Apart from the pictures, every line below needs to be reproduced verbatim.

▶ **The data**:
= Beginning of Section =

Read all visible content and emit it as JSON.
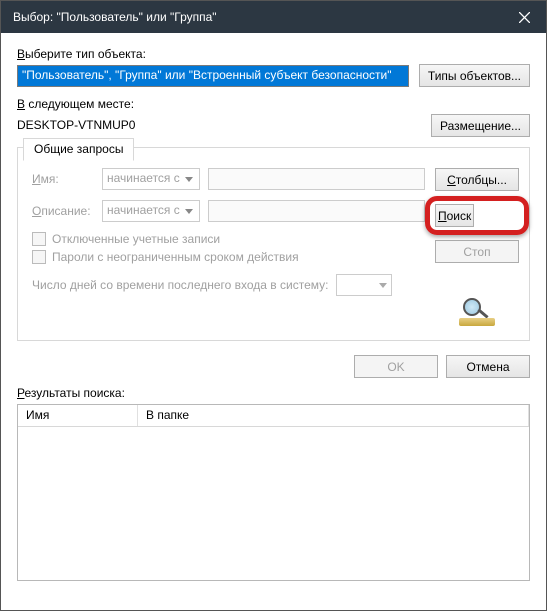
{
  "titlebar": {
    "title": "Выбор: \"Пользователь\" или \"Группа\""
  },
  "objtype": {
    "label": "Выберите тип объекта:",
    "value": "\"Пользователь\", \"Группа\" или \"Встроенный субъект безопасности\"",
    "button": "Типы объектов..."
  },
  "location": {
    "label": "В следующем месте:",
    "value": "DESKTOP-VTNMUP0",
    "button": "Размещение..."
  },
  "queries": {
    "tab": "Общие запросы",
    "name_label": "Имя:",
    "name_mode": "начинается с",
    "desc_label": "Описание:",
    "desc_mode": "начинается с",
    "chk_disabled": "Отключенные учетные записи",
    "chk_nopwd": "Пароли с неограниченным сроком действия",
    "lastlogin": "Число дней со времени последнего входа в систему:"
  },
  "sidebuttons": {
    "columns": "Столбцы...",
    "search": "Поиск",
    "stop": "Стоп"
  },
  "dlg": {
    "ok": "OK",
    "cancel": "Отмена"
  },
  "results": {
    "label": "Результаты поиска:",
    "col1": "Имя",
    "col2": "В папке"
  }
}
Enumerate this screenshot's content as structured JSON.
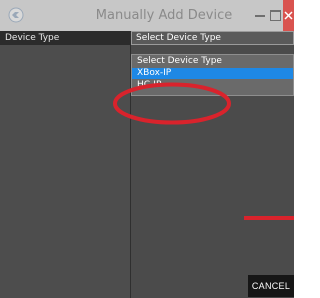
{
  "window": {
    "title": "Manually Add Device",
    "controls": [
      "minimize",
      "maximize",
      "close"
    ]
  },
  "form": {
    "device_type_label": "Device Type",
    "select": {
      "value": "Select Device Type"
    },
    "dropdown": {
      "options": [
        "Select Device Type",
        "XBox-IP",
        "HC-IP"
      ],
      "highlighted": "XBox-IP"
    }
  },
  "buttons": {
    "cancel": "CANCEL"
  },
  "colors": {
    "titlebar": "#c7c7c7",
    "background": "#4b4b4b",
    "highlight": "#1e88e5",
    "close": "#d9534f",
    "annotation": "#d9232c"
  },
  "icons": {
    "app": "app-logo-icon",
    "minimize": "minimize-icon",
    "maximize": "maximize-icon",
    "close": "close-icon"
  }
}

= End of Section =

▶ **Answer to the problem**:
Read all visible content and emit it as JSON.
{
  "titlebar": {
    "title": "Выбор: \"Пользователь\" или \"Группа\""
  },
  "objtype": {
    "label": "Выберите тип объекта:",
    "value": "\"Пользователь\", \"Группа\" или \"Встроенный субъект безопасности\"",
    "button": "Типы объектов..."
  },
  "location": {
    "label": "В следующем месте:",
    "value": "DESKTOP-VTNMUP0",
    "button": "Размещение..."
  },
  "queries": {
    "tab": "Общие запросы",
    "name_label": "Имя:",
    "name_mode": "начинается с",
    "desc_label": "Описание:",
    "desc_mode": "начинается с",
    "chk_disabled": "Отключенные учетные записи",
    "chk_nopwd": "Пароли с неограниченным сроком действия",
    "lastlogin": "Число дней со времени последнего входа в систему:"
  },
  "sidebuttons": {
    "columns": "Столбцы...",
    "search": "Поиск",
    "stop": "Стоп"
  },
  "dlg": {
    "ok": "OK",
    "cancel": "Отмена"
  },
  "results": {
    "label": "Результаты поиска:",
    "col1": "Имя",
    "col2": "В папке"
  }
}
Enumerate this screenshot's content as structured JSON.
{
  "window": {
    "title": "Manually Add Device",
    "controls": [
      "minimize",
      "maximize",
      "close"
    ]
  },
  "form": {
    "device_type_label": "Device Type",
    "select": {
      "value": "Select Device Type"
    },
    "dropdown": {
      "options": [
        "Select Device Type",
        "XBox-IP",
        "HC-IP"
      ],
      "highlighted": "XBox-IP"
    }
  },
  "buttons": {
    "cancel": "CANCEL"
  },
  "colors": {
    "titlebar": "#c7c7c7",
    "background": "#4b4b4b",
    "highlight": "#1e88e5",
    "close": "#d9534f",
    "annotation": "#d9232c"
  },
  "icons": {
    "app": "app-logo-icon",
    "minimize": "minimize-icon",
    "maximize": "maximize-icon",
    "close": "close-icon"
  }
}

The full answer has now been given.